• [Exercise brief]: Look through the listing below and report every line that contains "Fórmula".

*** Records for the task Section Begins ***

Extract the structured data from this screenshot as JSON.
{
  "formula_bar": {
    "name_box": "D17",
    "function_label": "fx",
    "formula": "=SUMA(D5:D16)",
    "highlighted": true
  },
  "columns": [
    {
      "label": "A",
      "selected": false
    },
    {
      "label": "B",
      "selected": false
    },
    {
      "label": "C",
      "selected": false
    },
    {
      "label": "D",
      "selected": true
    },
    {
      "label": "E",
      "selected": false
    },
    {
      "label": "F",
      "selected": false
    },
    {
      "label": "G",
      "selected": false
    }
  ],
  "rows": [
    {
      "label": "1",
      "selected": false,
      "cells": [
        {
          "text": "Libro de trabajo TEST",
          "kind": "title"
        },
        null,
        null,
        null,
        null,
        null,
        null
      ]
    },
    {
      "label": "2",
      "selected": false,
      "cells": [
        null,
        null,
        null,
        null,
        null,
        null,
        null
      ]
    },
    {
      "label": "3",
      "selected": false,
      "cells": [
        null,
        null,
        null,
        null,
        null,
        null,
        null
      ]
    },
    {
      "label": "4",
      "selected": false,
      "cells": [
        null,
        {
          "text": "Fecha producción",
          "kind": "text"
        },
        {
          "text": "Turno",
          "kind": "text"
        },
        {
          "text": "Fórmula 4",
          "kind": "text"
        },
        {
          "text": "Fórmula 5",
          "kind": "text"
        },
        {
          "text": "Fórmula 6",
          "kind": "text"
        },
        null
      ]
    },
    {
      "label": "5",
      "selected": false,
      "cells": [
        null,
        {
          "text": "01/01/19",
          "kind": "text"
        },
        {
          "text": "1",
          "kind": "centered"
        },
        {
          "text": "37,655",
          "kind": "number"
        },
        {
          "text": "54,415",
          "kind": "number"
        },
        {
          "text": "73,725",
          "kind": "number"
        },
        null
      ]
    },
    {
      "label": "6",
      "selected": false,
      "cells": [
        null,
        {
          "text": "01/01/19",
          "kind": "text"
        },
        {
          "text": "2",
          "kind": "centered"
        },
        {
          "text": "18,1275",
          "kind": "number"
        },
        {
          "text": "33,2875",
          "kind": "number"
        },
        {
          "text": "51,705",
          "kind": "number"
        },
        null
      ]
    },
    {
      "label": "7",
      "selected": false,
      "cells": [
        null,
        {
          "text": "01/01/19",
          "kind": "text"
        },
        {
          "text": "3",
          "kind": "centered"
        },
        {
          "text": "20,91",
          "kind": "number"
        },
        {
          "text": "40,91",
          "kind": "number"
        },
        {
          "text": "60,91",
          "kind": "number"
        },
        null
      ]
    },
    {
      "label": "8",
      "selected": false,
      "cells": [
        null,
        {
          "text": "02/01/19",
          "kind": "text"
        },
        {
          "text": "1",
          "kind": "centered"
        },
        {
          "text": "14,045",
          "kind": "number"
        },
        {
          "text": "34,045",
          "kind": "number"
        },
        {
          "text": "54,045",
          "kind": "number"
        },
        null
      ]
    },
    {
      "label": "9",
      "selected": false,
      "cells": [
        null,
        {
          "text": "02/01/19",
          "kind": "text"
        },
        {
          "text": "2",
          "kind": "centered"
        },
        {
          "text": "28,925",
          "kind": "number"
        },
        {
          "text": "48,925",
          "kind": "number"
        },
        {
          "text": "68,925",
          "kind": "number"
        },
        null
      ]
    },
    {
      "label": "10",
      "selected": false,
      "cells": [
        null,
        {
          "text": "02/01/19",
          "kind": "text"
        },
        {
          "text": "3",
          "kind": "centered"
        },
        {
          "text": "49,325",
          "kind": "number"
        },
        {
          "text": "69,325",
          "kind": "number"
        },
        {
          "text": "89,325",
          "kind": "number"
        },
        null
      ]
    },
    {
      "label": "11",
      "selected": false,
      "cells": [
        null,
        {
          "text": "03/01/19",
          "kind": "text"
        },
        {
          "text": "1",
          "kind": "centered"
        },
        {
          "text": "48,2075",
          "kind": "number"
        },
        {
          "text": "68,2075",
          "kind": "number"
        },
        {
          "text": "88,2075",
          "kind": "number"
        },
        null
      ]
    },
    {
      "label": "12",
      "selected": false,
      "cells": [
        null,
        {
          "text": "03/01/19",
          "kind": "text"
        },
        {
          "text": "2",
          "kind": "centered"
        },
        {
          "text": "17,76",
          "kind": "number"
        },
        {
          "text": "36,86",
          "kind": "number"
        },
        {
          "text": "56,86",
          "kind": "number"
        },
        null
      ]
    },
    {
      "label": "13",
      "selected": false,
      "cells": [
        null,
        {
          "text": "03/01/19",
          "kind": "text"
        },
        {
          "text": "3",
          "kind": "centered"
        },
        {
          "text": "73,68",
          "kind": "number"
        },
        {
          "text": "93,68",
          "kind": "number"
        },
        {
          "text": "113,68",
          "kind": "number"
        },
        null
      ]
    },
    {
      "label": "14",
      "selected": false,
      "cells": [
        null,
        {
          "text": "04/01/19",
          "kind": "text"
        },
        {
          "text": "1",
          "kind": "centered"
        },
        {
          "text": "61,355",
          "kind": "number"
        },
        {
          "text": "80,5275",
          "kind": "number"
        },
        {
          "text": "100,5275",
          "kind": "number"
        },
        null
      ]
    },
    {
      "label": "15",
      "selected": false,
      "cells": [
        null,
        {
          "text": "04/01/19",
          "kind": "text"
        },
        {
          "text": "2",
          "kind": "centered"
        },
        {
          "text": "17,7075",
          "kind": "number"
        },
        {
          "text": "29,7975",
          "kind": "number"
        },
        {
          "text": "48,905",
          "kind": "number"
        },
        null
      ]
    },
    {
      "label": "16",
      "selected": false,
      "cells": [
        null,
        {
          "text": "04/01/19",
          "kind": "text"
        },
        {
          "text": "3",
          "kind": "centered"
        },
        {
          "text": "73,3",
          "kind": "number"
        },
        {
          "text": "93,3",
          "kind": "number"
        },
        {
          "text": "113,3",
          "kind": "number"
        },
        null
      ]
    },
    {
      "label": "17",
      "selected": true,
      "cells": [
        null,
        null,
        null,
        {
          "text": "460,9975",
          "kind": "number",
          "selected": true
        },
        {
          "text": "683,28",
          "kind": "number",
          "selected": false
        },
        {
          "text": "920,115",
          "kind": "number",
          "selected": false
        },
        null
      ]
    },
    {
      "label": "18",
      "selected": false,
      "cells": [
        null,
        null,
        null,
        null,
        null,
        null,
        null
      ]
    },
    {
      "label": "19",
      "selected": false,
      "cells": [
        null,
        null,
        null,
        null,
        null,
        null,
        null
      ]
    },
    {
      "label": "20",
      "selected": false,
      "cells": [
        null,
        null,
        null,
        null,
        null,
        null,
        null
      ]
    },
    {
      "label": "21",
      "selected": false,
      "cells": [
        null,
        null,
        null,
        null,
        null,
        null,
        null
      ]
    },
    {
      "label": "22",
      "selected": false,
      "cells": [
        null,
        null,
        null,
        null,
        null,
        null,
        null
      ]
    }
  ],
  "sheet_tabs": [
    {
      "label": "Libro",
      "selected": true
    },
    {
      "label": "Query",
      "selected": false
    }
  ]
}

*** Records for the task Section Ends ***

• [Result]:
          "text": "Fórmula 4",
          "text": "Fórmula 5",
          "text": "Fórmula 6",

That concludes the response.